- Exercise prompt: Scan the records and identify every line in which the string "header" occurs, then return those lines.

# # #

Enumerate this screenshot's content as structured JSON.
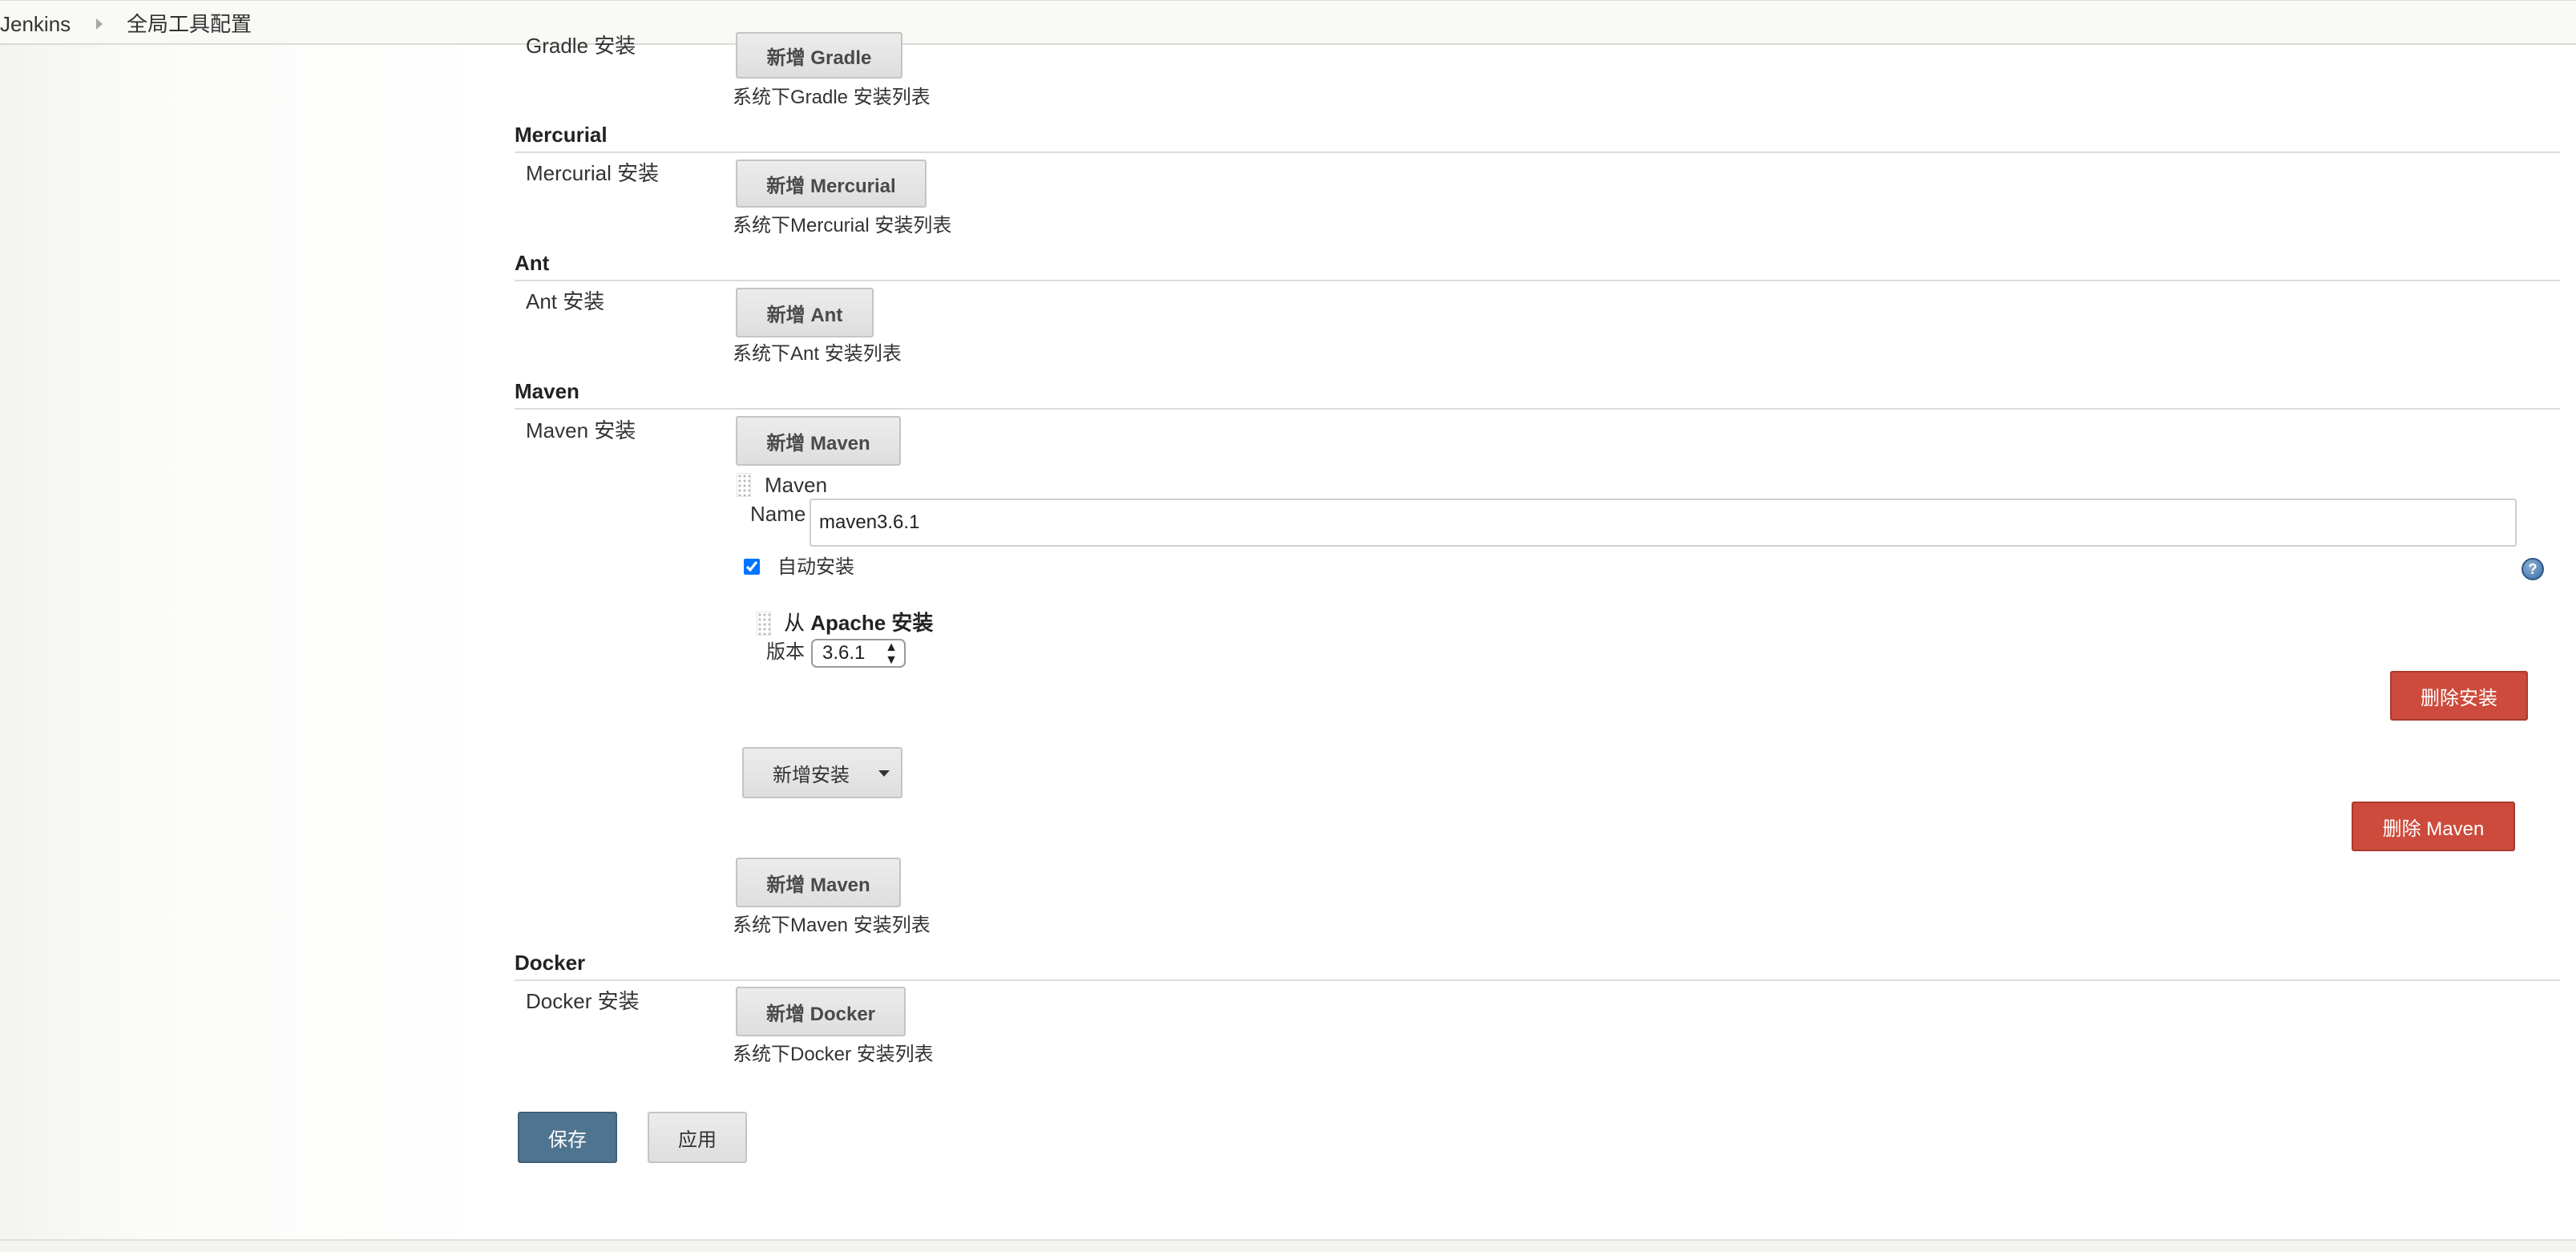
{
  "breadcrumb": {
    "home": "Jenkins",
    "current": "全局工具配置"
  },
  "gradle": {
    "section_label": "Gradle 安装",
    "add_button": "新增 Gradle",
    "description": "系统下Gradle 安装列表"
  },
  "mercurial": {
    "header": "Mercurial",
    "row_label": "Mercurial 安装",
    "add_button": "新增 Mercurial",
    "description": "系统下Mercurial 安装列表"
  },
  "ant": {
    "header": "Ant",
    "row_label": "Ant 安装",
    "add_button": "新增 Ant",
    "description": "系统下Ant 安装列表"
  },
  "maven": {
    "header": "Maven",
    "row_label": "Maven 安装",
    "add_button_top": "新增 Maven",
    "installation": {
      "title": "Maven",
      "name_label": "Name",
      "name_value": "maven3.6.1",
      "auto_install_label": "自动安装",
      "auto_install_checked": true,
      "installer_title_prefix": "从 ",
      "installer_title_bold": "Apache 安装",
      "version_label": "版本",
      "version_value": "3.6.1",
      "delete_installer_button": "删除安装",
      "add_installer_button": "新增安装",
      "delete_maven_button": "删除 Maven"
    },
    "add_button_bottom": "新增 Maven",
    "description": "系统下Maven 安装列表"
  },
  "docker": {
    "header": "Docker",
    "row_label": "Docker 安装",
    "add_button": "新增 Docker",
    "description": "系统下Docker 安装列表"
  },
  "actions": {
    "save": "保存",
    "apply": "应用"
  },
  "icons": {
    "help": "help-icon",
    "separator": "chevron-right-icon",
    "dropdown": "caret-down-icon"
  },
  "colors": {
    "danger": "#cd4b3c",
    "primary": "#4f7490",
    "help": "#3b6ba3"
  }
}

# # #

- The completed task:
    "header": "Mercurial",
    "header": "Ant",
    "header": "Maven",
    "header": "Docker",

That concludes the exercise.